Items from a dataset
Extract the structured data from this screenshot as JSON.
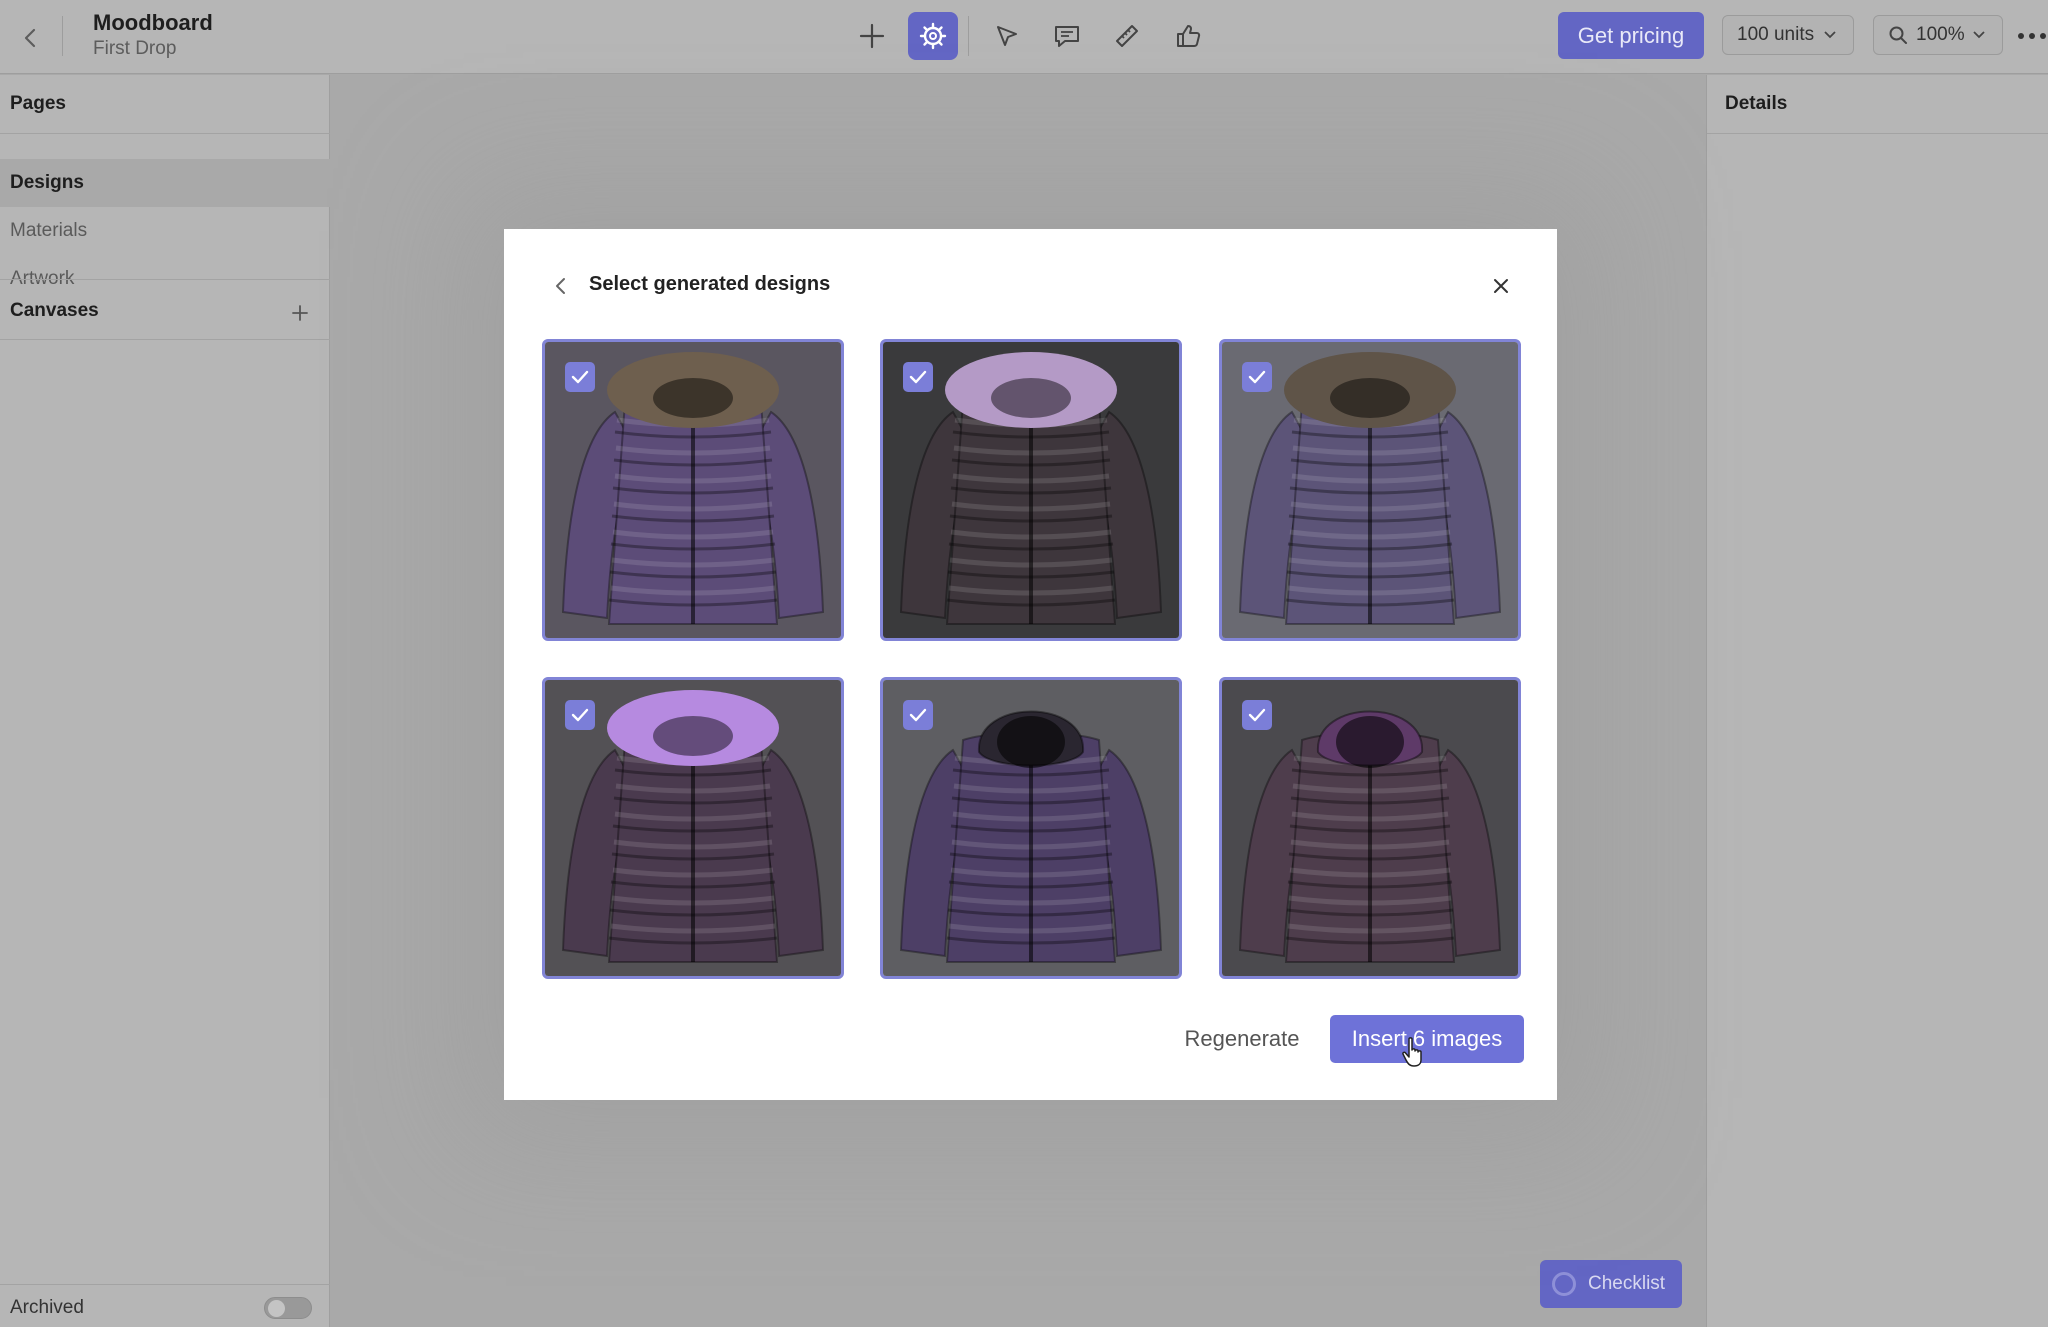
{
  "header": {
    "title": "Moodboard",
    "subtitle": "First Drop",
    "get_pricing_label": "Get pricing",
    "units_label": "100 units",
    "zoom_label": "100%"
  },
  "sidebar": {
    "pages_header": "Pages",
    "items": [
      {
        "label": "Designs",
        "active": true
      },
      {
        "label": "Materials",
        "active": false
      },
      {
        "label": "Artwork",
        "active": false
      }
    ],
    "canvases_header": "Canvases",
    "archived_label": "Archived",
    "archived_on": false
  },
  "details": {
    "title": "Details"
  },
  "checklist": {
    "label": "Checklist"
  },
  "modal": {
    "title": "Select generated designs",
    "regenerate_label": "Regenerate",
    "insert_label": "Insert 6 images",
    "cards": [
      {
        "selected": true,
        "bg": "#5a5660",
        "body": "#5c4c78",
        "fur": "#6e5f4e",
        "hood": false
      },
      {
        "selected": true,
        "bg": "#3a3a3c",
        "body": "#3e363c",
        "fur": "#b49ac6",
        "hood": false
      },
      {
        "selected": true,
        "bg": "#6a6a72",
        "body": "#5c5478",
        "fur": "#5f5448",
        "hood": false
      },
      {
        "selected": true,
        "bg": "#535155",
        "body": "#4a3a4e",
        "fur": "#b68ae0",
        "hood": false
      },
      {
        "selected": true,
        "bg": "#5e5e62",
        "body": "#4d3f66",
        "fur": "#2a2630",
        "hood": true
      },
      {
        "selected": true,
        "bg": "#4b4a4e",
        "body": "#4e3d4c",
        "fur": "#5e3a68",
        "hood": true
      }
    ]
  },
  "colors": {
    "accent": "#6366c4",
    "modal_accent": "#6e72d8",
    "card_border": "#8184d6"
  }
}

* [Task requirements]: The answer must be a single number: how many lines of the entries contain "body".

* [Solution to this exercise]: 6